The head of the storm is the set of bright clouds near the left of the image. A clockwise-spinning vortex spawned by the storm shortly after it erupted in early December 2010 can be seen in the middle. The head of the storm moved very swiftly westward, while the vortex drifted more slowly westward.
Cassini's imaging camera obtained the images that went into this mosaic on March 6, 2011. The image is centered at about 0 degrees longitude and 35 degrees latitude.
In this image, scientists assigned red, green and blue channels to those visible-light colors. However, this view is not what a human eye would see at Saturn -- in enhancing the contrast, the natural color balance was not preserved. To human eyes, storm would have appeared more like a bright feature against a yellow background with less color variation, as is seen in PIA16724. In this color scheme, the brightness generally corresponds to the altitude of the cloud features. Bright white indicates highest cloud tops in the troposphere, and dark places indicate holes in the cloud layer. The subtle colors that become apparent in this enhanced-contrast view are probably produced by variation in the composition of clouds. However, the coloring agents responsible for producing these subtle hues remain unidentified.

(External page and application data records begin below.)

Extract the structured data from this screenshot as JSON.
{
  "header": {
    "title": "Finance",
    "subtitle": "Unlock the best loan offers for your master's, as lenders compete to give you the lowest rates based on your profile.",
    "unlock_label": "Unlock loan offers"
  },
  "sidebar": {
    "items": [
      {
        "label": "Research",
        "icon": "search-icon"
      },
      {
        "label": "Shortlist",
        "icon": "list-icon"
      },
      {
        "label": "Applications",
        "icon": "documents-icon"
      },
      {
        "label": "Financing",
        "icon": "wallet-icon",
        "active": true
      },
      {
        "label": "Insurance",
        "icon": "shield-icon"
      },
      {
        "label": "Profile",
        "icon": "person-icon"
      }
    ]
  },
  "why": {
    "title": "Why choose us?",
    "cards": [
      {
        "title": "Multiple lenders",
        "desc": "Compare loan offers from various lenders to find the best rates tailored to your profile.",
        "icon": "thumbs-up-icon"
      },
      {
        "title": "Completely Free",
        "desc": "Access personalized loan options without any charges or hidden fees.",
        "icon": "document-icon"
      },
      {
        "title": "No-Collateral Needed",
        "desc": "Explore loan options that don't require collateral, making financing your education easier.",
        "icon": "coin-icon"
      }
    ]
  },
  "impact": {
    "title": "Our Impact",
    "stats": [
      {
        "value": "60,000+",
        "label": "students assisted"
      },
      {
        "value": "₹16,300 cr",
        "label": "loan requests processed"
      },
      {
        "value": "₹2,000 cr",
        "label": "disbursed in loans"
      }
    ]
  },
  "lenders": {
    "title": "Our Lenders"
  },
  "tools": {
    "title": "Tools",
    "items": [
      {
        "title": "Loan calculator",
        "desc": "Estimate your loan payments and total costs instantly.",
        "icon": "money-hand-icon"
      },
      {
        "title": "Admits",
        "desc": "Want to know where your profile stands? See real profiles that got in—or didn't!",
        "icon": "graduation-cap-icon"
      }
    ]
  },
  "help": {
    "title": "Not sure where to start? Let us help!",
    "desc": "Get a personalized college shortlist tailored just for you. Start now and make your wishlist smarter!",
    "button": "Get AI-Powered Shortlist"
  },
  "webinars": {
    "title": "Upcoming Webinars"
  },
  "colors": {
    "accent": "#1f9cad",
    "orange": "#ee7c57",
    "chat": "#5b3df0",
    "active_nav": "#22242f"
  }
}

The Cassini-Huygens mission is a cooperative project of NASA, the European Space Agency and the Italian Space Agency. NASA's Jet Propulsion Laboratory, a division of the California Institute of Technology in Pasadena, manages the mission for NASA's Science Mission Directorate, Washington. The Cassini orbiter and its two onboard cameras were designed, developed and assembled at JPL. The imaging operations center is based at the Space Science Institute in Boulder, Colo.